In Polygraph Case, Lieutenant Retains Most Of Multi-Million Dollar Judgment Against City

Dan Dixon was a lieutenant with the City of Coeur d’Alene, Idaho Police Department. In December 2008, allegations were made that Dixon had falsified timekeeping records and intentionally violated a subordinate officer’s rights under a labor agreement. In January 2009, the City began an internal investigation into these allegations. As part of the investigation, and pursuant to City policy and Dixon’s employment agreement, Dixon submitted to two independent polygraph exams. Both polygraph examiners determined that Dixon was deceptive in his answers.

At the completion of the investigation, police investigators made the determination that Dixon was in fact lying, that he had falsified his timekeeping records, and that he manipulated a subordinate officer’s schedule. This determination prompted the Chief’s recommendation that Dixon’s employment be terminated.

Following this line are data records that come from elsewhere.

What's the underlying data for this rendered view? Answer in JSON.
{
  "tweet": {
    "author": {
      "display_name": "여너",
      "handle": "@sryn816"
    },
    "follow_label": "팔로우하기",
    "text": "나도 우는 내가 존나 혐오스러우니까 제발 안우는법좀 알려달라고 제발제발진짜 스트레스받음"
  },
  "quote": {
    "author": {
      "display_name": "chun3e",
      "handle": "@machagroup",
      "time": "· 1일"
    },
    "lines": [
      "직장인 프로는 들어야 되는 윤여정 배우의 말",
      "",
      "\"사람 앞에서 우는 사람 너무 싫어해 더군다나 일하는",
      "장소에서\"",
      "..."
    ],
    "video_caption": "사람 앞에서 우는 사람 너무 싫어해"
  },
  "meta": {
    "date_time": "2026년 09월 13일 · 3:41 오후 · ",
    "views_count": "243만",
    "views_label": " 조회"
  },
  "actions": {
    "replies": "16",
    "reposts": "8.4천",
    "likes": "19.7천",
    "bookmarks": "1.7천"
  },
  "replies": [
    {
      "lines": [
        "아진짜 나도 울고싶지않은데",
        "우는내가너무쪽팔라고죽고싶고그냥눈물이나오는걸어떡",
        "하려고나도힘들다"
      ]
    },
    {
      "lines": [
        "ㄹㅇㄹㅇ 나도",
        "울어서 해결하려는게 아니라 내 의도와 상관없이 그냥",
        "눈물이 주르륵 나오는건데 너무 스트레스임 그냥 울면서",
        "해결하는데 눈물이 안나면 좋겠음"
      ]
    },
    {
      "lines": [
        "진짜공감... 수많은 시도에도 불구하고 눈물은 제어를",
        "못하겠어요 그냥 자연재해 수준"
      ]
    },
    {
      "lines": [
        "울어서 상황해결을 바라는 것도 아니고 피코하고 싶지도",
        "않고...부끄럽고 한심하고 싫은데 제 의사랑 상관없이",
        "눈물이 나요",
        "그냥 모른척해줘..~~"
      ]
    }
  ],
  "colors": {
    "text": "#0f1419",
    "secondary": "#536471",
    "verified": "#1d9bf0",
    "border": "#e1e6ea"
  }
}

Following a pre-termination hearing, the City’s Personnel Officer Jon Ingalls determined that in lieu of termination Dixon should be demoted two ranks from lieutenant to patrol officer with a similar reduction in pay.

Believing the demotion amounted to constructive discharge, Dixon did not return to work, and the City Personnel Officer conducted a second pre-termination hearing. Following that hearing, the City terminated Dixon’s employment.

Dixon and his wife sued the City, alleging constructive discharge; violation of substantive due process rights in his employment; breach of his employment contract; negligence in investigation and termination of his employment; inadequate supervision and training of City employees; and negligent infliction of emotional distress. A jury ruled in favor of the Dixons, awarding $2,763,541 in economic damages and $500,000 in non-economic damages each to Dan and Heidi Dixon, for a total verdict of $3,763,541.

The City filed a motion to overturn the verdict, making essentially two arguments: (1) The Court should have allowed the results of the polygraph examinations into evidence; and (2) The damages award should either be completely overturned or greatly reduced.

A federal court rejected the City’s arguments with respect to the polygraph examinations. The Court found that the polygraph evidence was “relevant for obvious reasons,” but concluded under the Federal Rules of Evidence that the “potential prejudice substantially outweighs the probative value” of the examinations. The City contended that the Court’s rulings prevented the City from being able to defend the claim that its investigation was arbitrary, that it negligently supervised or trained its employees, or that it failed to follow its policies. The City also contended that the Dixons’ expert “opened the door” by testifying that he saw no evidence in the entire file he reviewed (which included the polygraph examination results) that Dixon had been dishonest.

The Court was unconvinced, noting that it had “carefully considered the testimony of Plaintiffs’ expert concerning the investigation, as well as the City’s argument that its ability to defend was hampered by the exclusion of the tests. Put simply, the Court continues to find, and thus conclude, that the prejudicial effect of the polygraph evidence substantially outweighs their probative value. At no point, before, during, or after trial, has sufficient evidence or testimony arisen to alter the Court’s prior analysis and ruling on the issue. Thus, the City’s motion is denied with regard to revisiting the issue of admissibility of the polygraph examinations.”

The City also asked the Court to reduce the amount of damages awarded to the Dixons, arguing that the damages were clearly excessive, not supported by the evidence and based on speculation and guesswork. The Court partially agreed, finding that “the jury’s award of damages for future lost earnings appears to have been founded upon the basis that Dixon would have been promoted to the rank of Captain by 2013, and would have retired at 60 years of age in that position. After thoroughly reviewing the record, the Court concludes that there was sufficient evidence that Dixon would retire at 60 years of age, but there was insufficient evidence to support a factual finding that he would have retired in the rank of Captain. In the Court’s view, this finding by the jury is speculative given that the evidence at trial was that Dixon would have to apply for and pass the test to be promoted to a Captain position. There is simply not sufficient evidence to support that Dixon would be the only, or the top candidate for the position if it did become available, or that he was otherwise more likely than not to have received the promotion at any specific time.”

In the end, the Court gave the Dixon’s a choice: “(1) accept the future damages award in the amount of $2,238,899, which is a reduced amount from Dixon’s supposed promotion to Captain, for a total award, including general damages, of $3,238,899; or 2) proceed to a new trial limited solely on the issue of Dixon’s future economic damages.”

Dixon v. City of Coeur d’Alene, 2012 WL 2923149 (D. Idaho 2012).